Bloomberg — President Jair Bolsonaro officially kicks off his re-election campaign on Sunday, rallying thousands of his followers to Rio de Janeiro, after intensifying his attempts to discredit Brazil’s voting system.
He’s calling on the government faithful to pack an Olympic arena in a working-class neighborhood for an event billed as “United for the Good of Brazil.”
But with just over two months before the first round of voting, opinion surveys widely show Brazilians think they’d be better off without Bolsonaro. Frustration over spiraling costs of living have propelled former President Luiz Inacio Lula da Silva to lead the race by more than 10 percentage points over the incumbent.
In response, the far-right president has intensified baseless claims of voter fraud and pushed for a flurry of measures to cushion the blow of inflation running at nearly 12%. Earlier this month, congress enacted a multi-billion dollar aid package proposed by the government that expanded cash assistance to the poor.

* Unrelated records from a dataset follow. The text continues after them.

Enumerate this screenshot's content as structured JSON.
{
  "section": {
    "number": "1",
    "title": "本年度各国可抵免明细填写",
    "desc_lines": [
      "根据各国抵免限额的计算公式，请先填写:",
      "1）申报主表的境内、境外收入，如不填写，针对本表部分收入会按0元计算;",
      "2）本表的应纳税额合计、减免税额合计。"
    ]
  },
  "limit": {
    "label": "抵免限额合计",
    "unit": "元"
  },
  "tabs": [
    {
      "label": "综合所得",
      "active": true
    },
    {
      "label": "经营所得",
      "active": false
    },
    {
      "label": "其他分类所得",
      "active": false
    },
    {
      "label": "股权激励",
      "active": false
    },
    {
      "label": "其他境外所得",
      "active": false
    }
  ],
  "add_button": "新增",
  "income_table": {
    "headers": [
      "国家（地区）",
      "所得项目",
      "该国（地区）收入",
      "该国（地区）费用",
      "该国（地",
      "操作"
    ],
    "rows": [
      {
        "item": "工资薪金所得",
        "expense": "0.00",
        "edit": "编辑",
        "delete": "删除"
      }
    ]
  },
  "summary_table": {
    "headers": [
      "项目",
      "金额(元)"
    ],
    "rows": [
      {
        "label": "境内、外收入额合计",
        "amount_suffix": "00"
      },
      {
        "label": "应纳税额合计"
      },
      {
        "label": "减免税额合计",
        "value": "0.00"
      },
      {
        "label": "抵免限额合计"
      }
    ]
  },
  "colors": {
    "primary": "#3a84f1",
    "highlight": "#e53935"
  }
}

It remains unclear if the tactics will be enough to drum up additional support or restore faith in Bolsonaro’s stewardship of Latin America’s largest economy. Economists are warning of a recession later this year; hunger is rising.
“At this stage, voting is very much crystallized. There’s not much room for growth,” said Rodolfo Pinto Costa, director of the polling firm PoderData.
Further evidencing the polarization currently gripping Brazil, the event was targeted by anti-Bolsonaro activists who registered false attendees in a bid to empty the arena. Campaign officials said they detected as many as 40,000 fake registrations.
Despite trailing in all major polls, Bolsonaro, 67, has so far ignored the advice of his own advisers to moderate his rhetoric. Instead, he has focused his energy on firing up the most fervent in his base.
For months, Bolsonaro has tried to re-kindle the anti-establishment fervor that helped bring him to power in 2018. And on Sunday, he is convening supporters to the city where he started his political career nearly three decades ago.
He casts his main challenger, Lula, 76, a leftist two-term former president, as a corrupt leader who is seeking to bring about communist rule. But after his botched handling of the pandemic and the economy fizzling, many have grown tired of Bolsonaro’s government.
“The election is much more about Bolsonaro and whether or not people want him for another four years,” said Oliver Stuenkel, a professor of international relations at the Getulio Vargas Foundation in Sao Paulo.
While Lula has been vague on his proposals, he has tried to sell an image of a veteran politician who can bring prosperity back to a nation mired in crisis. He left office in 2010 as one of Brazil’s most popular presidents ever, following a commodities boom that produced rapid economic growth and pulled millions out of poverty.
Campaign officials privately acknowledge Bolsonaro’s disadvantage, but claim Lula’s lead is much narrower based on internal polling. Regardless, fears are growing at home and abroad that incumbent will mimic his political inspiration, Donald Trump, and contest the election.